A new study by the Pentagon has found higher rates of cancer among military pilots, as well as the ground crews that maintain their airplanes, The Associated Press reported Sunday.
While prior reports from the U.S. Department of Defense said military aviators did not have higher risks of cancer, this study shows markedly different results.
The yearlong study examined nearly 900,000 military pilots and ground crew who served from 1992 to 2017. It concluded that pilots "had an 87 percent higher rate of melanoma, 39 percent higher rate of thyroid cancer, 16 percent higher rate of prostate cancer, and a 24 percent higher rate of cancer for all sites." Studies of the ground crew similarly determined they had a 19 percent higher rate of brain and nervous system cancers, a 15 percent higher rate of thyroid cancer, a nine percent higher rate of melanoma, a nine percent higher rate of kidney and renal cancers, and a three percent higher rate for all sites.
The study also noted that there are large gaps in overall military cancer cases, because there is "no Department of Defense data source containing complete data on cancer diagnoses prior to 1990." As a result, the total rate of reported cancers among pilots and ground crew has likely gone underreported.
AP noted that this study examined all military service branches, unlike prior research efforts that had only looked into Air Force pilots.
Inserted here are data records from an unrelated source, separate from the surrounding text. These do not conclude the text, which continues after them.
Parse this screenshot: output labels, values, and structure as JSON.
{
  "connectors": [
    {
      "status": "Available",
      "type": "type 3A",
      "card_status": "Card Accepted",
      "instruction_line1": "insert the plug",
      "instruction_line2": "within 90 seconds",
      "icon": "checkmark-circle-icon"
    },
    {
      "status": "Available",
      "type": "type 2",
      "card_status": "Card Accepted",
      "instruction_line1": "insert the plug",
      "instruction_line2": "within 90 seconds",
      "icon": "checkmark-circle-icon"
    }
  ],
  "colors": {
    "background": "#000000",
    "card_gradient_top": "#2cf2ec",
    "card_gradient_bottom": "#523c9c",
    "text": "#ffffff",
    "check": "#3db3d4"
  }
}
This study "proves that it's well past time for leaders and policymakers to move from skepticism to belief and active assistance," retired Air Force Col. Vince Alcazar told AP.
However, there was a silver lining in this new report, as Axios noted that "both air and ground crews saw 'lower or similar' cancer mortality rates for all cancer types compared to the general population."